→ **WHAT TO WORK ON**: Copy the entries exactly, leaving out nothing.

Source records
━━━━━━

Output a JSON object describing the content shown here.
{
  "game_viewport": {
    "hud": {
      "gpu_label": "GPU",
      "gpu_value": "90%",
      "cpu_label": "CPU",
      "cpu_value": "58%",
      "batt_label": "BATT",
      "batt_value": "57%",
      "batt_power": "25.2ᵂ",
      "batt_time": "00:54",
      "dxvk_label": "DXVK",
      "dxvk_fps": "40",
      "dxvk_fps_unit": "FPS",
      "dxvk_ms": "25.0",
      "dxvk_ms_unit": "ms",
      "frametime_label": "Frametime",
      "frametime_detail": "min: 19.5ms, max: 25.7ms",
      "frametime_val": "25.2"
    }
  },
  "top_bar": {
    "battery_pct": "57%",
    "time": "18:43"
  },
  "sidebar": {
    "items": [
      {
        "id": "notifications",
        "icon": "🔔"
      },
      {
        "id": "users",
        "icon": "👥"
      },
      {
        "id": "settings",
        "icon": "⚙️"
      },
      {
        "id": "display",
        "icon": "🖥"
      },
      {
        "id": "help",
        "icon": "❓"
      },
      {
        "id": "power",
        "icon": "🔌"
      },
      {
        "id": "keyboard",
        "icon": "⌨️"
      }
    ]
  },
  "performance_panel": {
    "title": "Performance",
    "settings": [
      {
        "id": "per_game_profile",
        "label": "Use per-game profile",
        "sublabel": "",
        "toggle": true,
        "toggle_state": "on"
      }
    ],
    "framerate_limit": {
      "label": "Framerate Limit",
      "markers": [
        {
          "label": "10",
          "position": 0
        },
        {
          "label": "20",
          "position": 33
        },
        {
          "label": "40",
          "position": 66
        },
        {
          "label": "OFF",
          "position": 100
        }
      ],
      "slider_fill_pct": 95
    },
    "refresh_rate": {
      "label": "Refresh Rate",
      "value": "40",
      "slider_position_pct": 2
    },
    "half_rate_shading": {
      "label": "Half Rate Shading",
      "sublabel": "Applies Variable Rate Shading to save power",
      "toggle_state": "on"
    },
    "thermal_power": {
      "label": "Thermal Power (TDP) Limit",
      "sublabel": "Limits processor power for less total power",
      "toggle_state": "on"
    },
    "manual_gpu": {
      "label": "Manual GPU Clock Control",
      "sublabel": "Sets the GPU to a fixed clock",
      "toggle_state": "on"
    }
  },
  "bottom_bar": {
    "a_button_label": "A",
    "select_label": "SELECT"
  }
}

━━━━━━

→ **FINISHED TASK**:
Output a JSON object describing the content shown here.
{
  "game_viewport": {
    "hud": {
      "gpu_label": "GPU",
      "gpu_value": "90%",
      "cpu_label": "CPU",
      "cpu_value": "58%",
      "batt_label": "BATT",
      "batt_value": "57%",
      "batt_power": "25.2ᵂ",
      "batt_time": "00:54",
      "dxvk_label": "DXVK",
      "dxvk_fps": "40",
      "dxvk_fps_unit": "FPS",
      "dxvk_ms": "25.0",
      "dxvk_ms_unit": "ms",
      "frametime_label": "Frametime",
      "frametime_detail": "min: 19.5ms, max: 25.7ms",
      "frametime_val": "25.2"
    }
  },
  "top_bar": {
    "battery_pct": "57%",
    "time": "18:43"
  },
  "sidebar": {
    "items": [
      {
        "id": "notifications",
        "icon": "🔔"
      },
      {
        "id": "users",
        "icon": "👥"
      },
      {
        "id": "settings",
        "icon": "⚙️"
      },
      {
        "id": "display",
        "icon": "🖥"
      },
      {
        "id": "help",
        "icon": "❓"
      },
      {
        "id": "power",
        "icon": "🔌"
      },
      {
        "id": "keyboard",
        "icon": "⌨️"
      }
    ]
  },
  "performance_panel": {
    "title": "Performance",
    "settings": [
      {
        "id": "per_game_profile",
        "label": "Use per-game profile",
        "sublabel": "",
        "toggle": true,
        "toggle_state": "on"
      }
    ],
    "framerate_limit": {
      "label": "Framerate Limit",
      "markers": [
        {
          "label": "10",
          "position": 0
        },
        {
          "label": "20",
          "position": 33
        },
        {
          "label": "40",
          "position": 66
        },
        {
          "label": "OFF",
          "position": 100
        }
      ],
      "slider_fill_pct": 95
    },
    "refresh_rate": {
      "label": "Refresh Rate",
      "value": "40",
      "slider_position_pct": 2
    },
    "half_rate_shading": {
      "label": "Half Rate Shading",
      "sublabel": "Applies Variable Rate Shading to save power",
      "toggle_state": "on"
    },
    "thermal_power": {
      "label": "Thermal Power (TDP) Limit",
      "sublabel": "Limits processor power for less total power",
      "toggle_state": "on"
    },
    "manual_gpu": {
      "label": "Manual GPU Clock Control",
      "sublabel": "Sets the GPU to a fixed clock",
      "toggle_state": "on"
    }
  },
  "bottom_bar": {
    "a_button_label": "A",
    "select_label": "SELECT"
  }
}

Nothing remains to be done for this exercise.